At visual wavelengths, Arrokoth’s reflectance rises toward longer wavelengths. This red coloration is typical of the broader CCKBO population that has been studied using telescopic observations. Color differences across the surface of Arrokoth correspond to geological features. These color differences are subtle, with deviations of just a few percent around the prevailing red coloration. Some of the color variations are associated with albedo markings, such as the bright neck between the two lobes, bright splotches associated with a large pit or crater on the smaller lobe, and poorly resolved small bright spots. Methanol ice (CH3OH) and complex organic tholins dominate the near-infrared reflectance spectrum, with H2O ice contributing little or no detectable absorption. At the 4.2-cm microwave wavelength of New Horizons’ radio system, Arrokoth’s winter night side glows with an average brightness temperature of 29 ± 5 K. This emission probably emerges from below the cold winter surface, at depths where warmth from the previous summer lingers. Our models show that self-radiation more than compensates for self-shadowing in the neck region between the two lobes, resulting in warmer temperatures in that region, by up to a few kelvin.

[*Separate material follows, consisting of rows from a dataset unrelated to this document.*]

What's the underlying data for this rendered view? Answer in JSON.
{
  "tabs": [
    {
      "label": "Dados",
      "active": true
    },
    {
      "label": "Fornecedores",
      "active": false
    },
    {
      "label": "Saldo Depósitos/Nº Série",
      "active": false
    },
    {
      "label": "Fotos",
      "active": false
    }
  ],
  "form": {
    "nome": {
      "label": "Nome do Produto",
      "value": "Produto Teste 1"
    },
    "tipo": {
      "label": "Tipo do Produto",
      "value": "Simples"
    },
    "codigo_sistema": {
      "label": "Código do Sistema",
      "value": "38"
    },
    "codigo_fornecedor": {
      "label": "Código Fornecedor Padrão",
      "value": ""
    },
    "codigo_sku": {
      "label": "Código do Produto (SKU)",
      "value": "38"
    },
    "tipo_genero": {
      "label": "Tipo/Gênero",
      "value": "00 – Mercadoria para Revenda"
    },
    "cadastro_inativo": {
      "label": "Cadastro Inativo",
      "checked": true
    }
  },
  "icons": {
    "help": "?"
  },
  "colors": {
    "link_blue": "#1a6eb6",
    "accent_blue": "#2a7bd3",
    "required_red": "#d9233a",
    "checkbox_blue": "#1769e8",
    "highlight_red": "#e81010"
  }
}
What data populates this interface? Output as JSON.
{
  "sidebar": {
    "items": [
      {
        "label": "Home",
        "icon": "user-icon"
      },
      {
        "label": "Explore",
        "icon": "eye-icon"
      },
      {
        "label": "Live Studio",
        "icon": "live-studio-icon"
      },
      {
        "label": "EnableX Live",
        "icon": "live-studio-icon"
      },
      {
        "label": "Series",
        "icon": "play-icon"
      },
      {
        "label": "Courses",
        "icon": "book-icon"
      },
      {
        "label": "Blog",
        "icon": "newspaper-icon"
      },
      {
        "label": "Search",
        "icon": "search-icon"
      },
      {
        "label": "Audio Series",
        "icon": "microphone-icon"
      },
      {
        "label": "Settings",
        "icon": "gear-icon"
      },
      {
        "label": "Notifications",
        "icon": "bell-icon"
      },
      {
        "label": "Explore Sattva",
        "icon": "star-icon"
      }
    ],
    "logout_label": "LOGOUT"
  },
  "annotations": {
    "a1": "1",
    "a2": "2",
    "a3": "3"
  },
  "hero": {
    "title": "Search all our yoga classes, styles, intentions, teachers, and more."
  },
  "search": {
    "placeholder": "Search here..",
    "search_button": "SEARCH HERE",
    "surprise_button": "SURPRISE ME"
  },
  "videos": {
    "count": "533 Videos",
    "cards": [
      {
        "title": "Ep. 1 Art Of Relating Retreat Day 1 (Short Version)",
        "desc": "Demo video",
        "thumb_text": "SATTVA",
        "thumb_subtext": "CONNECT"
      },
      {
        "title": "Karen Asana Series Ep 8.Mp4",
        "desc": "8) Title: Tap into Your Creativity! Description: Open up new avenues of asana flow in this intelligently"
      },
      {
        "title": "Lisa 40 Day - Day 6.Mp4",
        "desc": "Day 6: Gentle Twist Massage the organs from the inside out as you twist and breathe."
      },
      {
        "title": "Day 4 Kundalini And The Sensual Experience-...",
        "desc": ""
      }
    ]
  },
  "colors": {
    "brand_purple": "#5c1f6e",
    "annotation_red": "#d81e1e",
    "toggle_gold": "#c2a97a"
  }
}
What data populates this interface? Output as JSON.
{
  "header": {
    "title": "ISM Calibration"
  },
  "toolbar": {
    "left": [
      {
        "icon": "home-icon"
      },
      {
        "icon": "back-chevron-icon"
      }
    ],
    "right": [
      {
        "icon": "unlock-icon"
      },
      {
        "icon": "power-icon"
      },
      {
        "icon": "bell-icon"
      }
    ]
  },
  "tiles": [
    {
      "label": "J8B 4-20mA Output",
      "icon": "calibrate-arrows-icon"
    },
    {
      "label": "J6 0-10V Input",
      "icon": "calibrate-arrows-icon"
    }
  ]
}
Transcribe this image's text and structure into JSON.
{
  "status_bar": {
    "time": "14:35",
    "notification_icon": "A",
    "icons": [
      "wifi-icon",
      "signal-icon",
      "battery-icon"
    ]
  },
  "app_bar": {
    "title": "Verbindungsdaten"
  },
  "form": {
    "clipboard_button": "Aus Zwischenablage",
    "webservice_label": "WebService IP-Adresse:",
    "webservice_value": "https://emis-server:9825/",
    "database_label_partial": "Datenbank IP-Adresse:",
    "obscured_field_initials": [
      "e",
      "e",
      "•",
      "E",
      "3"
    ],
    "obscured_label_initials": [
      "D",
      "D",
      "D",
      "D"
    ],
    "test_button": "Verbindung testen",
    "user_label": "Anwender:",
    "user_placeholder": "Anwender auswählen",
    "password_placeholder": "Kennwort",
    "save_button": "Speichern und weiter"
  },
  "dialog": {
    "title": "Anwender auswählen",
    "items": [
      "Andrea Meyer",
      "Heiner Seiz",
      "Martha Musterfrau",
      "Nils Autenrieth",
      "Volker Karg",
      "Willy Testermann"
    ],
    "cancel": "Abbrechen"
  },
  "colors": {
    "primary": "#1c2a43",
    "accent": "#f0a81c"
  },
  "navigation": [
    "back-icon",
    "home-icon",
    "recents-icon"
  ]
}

The nearly uniform coloration across Arrokoth is consistent with expectations for an object that accreted too quickly for the composition of the available nebular solids to have changed during the course of its accretion. Radiolysis and photolysis from long exposure to space radiation would be expected to result in a dark, space-weathered surface veneer that is distinct from the more pristine interior, but there is little evidence for such a coating, perhaps because radiolytically processed material is eroded away faster than it accumulates. The abundance of CH3OH ice and apparent scarcity of H2O ice appear to be signatures of a distinct environment in the cold, dust-shaded midplane of the outer nebula during formation of the Solar System. In this region, temperatures would have been low enough that volatile CO and CH4 could freeze onto dust grains, enabling production of CH3OH and perhaps also destruction of H2O. When the nebular dust dissipated some time after Arrokoth’s formation, exposure to sunlight would have raised its temperature, rapidly driving off condensed CO and CH4. The temperature has remained too cold to crystallize amorphous H2O. Volatile species may remain trapped in amorphous H2O ice within Arrokoth’s interior, but the infrared spectrum shows little evidence for such ice at the surface. Although the neck region gets slightly warmer than the rest of Arrokoth’s surface, this effect is small relative to the winter-summer temperature contrast and is thus unlikely to account for the distinctly higher albedo and slightly less red material that is seen there. A more plausible explanation for the neck’s albedo and color contrasts involves texture changes induced by the merger of the two lobes or subsequent downslope movement of material there.”